__WORK REQUEST__
Look through the data below and count each line where the word "время" appears. Reply with the count alone.

[Items from an interface collection]
────────────────────

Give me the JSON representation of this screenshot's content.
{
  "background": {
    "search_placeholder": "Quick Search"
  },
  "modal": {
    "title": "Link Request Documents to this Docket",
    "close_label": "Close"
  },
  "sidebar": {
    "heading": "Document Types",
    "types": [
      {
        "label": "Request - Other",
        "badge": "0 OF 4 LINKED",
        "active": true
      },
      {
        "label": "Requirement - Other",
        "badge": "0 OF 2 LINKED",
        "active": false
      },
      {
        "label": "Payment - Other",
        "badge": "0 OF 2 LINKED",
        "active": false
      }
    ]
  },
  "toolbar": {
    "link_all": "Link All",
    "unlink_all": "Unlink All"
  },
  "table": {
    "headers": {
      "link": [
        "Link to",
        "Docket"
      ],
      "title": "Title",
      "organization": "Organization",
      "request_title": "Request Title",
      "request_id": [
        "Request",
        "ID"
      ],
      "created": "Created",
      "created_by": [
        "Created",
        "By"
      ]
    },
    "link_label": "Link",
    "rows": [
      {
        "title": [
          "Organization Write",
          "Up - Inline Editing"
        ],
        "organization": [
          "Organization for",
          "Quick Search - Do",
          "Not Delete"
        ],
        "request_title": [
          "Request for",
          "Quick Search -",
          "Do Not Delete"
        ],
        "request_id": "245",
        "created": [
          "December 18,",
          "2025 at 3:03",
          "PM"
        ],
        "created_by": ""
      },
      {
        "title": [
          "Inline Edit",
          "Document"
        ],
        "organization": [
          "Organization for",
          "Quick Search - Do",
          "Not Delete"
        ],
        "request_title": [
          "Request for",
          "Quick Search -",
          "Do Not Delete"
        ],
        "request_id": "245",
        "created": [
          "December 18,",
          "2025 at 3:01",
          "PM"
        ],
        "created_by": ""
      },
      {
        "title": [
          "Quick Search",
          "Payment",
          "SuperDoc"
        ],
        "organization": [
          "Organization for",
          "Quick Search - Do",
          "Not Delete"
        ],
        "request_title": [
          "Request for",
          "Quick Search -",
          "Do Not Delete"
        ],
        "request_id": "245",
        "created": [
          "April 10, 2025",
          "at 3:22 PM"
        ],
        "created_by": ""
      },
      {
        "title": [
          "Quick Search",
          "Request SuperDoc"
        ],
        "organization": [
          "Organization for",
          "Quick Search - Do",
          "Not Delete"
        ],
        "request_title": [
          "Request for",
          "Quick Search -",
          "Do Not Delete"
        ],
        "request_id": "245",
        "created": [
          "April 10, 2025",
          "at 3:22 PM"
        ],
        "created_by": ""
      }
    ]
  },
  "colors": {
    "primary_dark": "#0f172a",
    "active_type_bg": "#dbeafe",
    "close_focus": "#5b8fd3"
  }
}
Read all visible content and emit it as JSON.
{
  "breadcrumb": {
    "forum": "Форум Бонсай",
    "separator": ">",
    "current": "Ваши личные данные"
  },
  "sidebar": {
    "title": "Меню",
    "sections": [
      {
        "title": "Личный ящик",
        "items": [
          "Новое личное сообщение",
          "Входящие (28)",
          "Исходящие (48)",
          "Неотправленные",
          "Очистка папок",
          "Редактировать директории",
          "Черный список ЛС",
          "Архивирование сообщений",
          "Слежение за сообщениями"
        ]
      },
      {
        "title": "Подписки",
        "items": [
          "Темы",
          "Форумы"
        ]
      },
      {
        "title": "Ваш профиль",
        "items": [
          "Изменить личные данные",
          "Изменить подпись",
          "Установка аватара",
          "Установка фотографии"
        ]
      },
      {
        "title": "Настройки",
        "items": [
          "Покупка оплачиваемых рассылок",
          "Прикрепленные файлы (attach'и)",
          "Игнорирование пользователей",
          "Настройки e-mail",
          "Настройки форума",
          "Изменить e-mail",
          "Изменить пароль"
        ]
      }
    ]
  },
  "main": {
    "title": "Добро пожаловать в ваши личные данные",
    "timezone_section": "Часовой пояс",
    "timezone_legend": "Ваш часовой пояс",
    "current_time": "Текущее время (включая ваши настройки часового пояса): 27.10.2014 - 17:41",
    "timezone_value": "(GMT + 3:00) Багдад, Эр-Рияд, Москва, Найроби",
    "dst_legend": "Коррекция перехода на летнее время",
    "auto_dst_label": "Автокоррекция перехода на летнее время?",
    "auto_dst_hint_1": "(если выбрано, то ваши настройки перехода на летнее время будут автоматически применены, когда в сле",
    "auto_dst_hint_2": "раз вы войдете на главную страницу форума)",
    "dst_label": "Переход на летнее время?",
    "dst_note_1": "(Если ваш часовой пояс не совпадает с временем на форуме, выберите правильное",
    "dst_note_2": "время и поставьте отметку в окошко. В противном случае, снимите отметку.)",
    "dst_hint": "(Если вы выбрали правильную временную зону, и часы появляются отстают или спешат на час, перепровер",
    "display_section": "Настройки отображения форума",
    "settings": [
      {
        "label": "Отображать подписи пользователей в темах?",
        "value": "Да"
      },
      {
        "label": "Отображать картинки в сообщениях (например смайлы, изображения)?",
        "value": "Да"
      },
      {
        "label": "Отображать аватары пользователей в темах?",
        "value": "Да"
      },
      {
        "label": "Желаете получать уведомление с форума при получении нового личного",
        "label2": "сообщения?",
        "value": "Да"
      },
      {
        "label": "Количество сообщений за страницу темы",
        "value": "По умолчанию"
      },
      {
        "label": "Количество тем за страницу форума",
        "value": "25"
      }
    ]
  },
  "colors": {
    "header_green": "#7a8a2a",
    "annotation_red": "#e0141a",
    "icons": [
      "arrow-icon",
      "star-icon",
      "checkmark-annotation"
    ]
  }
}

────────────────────

__YOUR SOLUTION__
6